Regular subscribers to our blog (and listeners to our podcast) will know all about Trinity U’s first book, ‘Women in Business’, by now.
The case study based book details the trials and tribulations of seven incredible businesswomen, honing in on their success stories and documenting every stage of their unique journeys.
The main thing they all have in common is, well, that they’re women, and so we thought we’d take a closer look at some of the things they say in the book, in the hope of inspiring some more women out there to become successful (and happy) ‘women in business…’
We say successful and happy, because what’s one without the other?
That’s why our unique blend of coaching focuses on life in general, as much as it does on business.
Hence, business/life coaching.
As one of our ‘women in business’ tells us in the book, and you’ll have to read it yourself for the full story, striving for success in the world of business took her back to her ‘why’, her reason for getting up in the morning and cracking on with the task (or more likely, tasks) at hand.
And that’s what we’re encouraging our female followers out there to do, to think about why they want to succeed in business. What’s the driving factor?
It could be to provide a certain standard of life for your children. It could be to provide a certain standard of life for yourself, and there is nothing selfish about that. It could be to make a difference to people less fortunate to yourself.

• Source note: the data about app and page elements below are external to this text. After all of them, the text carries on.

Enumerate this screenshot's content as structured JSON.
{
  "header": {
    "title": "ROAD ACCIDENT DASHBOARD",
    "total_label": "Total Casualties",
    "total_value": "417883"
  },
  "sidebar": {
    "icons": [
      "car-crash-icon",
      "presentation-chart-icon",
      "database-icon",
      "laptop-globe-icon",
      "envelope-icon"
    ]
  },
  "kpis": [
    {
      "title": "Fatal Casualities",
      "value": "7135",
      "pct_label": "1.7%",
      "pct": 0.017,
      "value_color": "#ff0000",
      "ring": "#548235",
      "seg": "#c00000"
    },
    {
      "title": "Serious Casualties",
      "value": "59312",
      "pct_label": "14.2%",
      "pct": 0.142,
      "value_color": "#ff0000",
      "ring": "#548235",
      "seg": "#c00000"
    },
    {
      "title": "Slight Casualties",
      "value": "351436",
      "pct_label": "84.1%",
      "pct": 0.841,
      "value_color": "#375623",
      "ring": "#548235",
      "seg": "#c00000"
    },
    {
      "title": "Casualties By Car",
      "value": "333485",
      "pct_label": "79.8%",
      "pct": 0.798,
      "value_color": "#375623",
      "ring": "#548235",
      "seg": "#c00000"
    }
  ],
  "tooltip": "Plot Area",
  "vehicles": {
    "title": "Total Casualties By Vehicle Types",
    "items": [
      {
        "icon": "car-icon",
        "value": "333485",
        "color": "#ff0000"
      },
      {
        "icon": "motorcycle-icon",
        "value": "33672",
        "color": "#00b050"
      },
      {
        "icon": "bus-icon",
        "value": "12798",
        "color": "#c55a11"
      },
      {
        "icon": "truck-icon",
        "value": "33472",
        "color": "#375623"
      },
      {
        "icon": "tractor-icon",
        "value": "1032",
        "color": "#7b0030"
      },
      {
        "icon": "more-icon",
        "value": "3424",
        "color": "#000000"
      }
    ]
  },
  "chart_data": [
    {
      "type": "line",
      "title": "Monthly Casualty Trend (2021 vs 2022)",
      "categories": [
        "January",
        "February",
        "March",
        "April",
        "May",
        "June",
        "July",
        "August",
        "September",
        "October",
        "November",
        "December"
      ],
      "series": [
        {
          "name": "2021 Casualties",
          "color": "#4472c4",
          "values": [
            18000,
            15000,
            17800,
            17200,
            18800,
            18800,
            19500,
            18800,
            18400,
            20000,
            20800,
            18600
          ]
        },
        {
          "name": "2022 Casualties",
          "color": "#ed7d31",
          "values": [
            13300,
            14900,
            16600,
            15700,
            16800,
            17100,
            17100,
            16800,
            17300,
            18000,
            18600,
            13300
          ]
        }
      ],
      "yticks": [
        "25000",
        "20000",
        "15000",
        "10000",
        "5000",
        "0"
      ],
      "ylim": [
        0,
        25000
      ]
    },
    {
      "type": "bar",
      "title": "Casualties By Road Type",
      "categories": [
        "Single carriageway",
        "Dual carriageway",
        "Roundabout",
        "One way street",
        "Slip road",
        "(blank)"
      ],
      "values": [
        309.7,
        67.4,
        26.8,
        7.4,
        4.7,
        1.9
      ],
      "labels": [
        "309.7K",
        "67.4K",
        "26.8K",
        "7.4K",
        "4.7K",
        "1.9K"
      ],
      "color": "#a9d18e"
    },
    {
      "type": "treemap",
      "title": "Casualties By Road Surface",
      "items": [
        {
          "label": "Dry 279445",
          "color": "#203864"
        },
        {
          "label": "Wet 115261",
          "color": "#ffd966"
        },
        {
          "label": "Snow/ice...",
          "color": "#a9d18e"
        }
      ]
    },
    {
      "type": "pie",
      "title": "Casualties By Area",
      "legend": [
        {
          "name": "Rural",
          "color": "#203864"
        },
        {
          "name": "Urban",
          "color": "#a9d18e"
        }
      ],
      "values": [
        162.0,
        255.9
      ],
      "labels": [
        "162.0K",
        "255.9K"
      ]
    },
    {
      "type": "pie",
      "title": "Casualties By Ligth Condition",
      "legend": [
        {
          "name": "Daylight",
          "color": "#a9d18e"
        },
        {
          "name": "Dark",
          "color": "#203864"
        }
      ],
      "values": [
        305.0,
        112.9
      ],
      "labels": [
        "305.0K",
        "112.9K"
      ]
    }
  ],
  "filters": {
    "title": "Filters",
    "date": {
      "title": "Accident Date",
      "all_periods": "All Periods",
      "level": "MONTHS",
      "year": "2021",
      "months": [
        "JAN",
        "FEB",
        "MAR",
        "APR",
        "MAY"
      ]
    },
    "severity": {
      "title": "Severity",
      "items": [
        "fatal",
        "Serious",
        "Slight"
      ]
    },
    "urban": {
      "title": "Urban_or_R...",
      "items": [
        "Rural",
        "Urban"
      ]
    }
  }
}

It could be because you want time to pursue hobbies and interests.
Whatever it is, your ‘why’, we’ll bet our bottom dollar that if you think about it long enough, it becomes so emotive that it leaves absolutely no room to consider failure.
The ‘why’ becomes the be all and end all for the business women we work with (and the men in the interests of fairness…)
So, if the ‘why’ is the be all and end all, how can it be that we need to find our way back to it?
Well, there are lots of reasons, and we’ll try to cover a few of them here, just in case you can relate to them in any way.
Firstly, there’s the need to ‘get money’.
It sounds crude when you say it like this, but ‘getting money’ is the simplest way of explaining the need we all have to provide for ourselves and our families.
Without paid employment, which a lot of us bravely step away from, getting money takes on a whole new level of significance, because the monthly salary stops coming in and it’s over to us, as women in business, to bring home the bacon, as it were…
The necessity to provide becomes the focus, rather than the end goal or the reason for setting up in business in the first place.
But that’s OK…
…because sometimes, money needs to be made so that things can be paid for. It’s a simple fact of life and the world we live in.
It’s perfectly OK to go down this route out of necessity at times, but what we’re saying here is that you have to be able to bring yourself back to ‘your why’, especially when the going gets tough.
If it looks as though you’ll miss a mortgage or rent payment, it’s stressful, and you need to earn the money to make sure that doesn’t happen, but don’t forget to remind yourself why you are doing it this way, the hard way.
Have you been able to spend more time with your children? Have you been able to keep yourself in shape by visiting the gym when you’ve liked? Have you managed to see friends and family more often?
If the answer is ‘yes’, then there’s your silver lining. If the answer is ‘no’, don’t worry, at least you know why you’re doing it, because you want those things to be a possibility, a reality even.
Smiling through the hard times is difficult, we know that, but with Trinity U in your corner, plus the advice and reassurance from plenty of other ‘women in business’ who have been in similarly sticky situations, smiling through the hard times becomes so much easier.
So, the need to ‘get money’ can take you away from your ‘why’, but what else can?
Relationship difficulties, looking after parents or children, the small issue of global pandemics – these are a couple of examples of things that can distract us from our reasons for setting up in business.
Getting your head down and on with progressing your business is difficult if you’re struggling with a relationship.
It’s damn near impossible when you’re looking after parents or small children.
Global pandemics too, they can be pretty annoying…
…but does that mean we give up?
Absolutely not. Instead, once again, we have to go back to our ‘why’, because that and only that will help us keep going through the hardest of times and the toughest of challenges.
If you do read the book, and hear all about the eventual and ongoing successes of the women we feature, you’ll see a running theme of just how important coming back to ‘the why’ is. Even when your back is against the wall and when the road ahead seems too tricky to navigate, somehow, focusing on why you’re there in the first place arms you with everything you need to tackle absolutely anything.
To pinch a phrase used by Adidas, Impossible is Nothing when you know why you’re doing something.
For women in business, just like you, going back to your why is the most important thing you can do, no matter what stage of your journey you’re on.
Whether you’re just setting up and finding it particularly difficult, or if you’re a few years down the line and starting to enjoy real growth, always take the time to go back to your why.
Always take the time to remember why you started.
Women in Business: The book all businessmen should read (but probably won’t) is available from Amazon right now as a paperback book, or on Audible as a audio book.
Read it, listen to it, think about it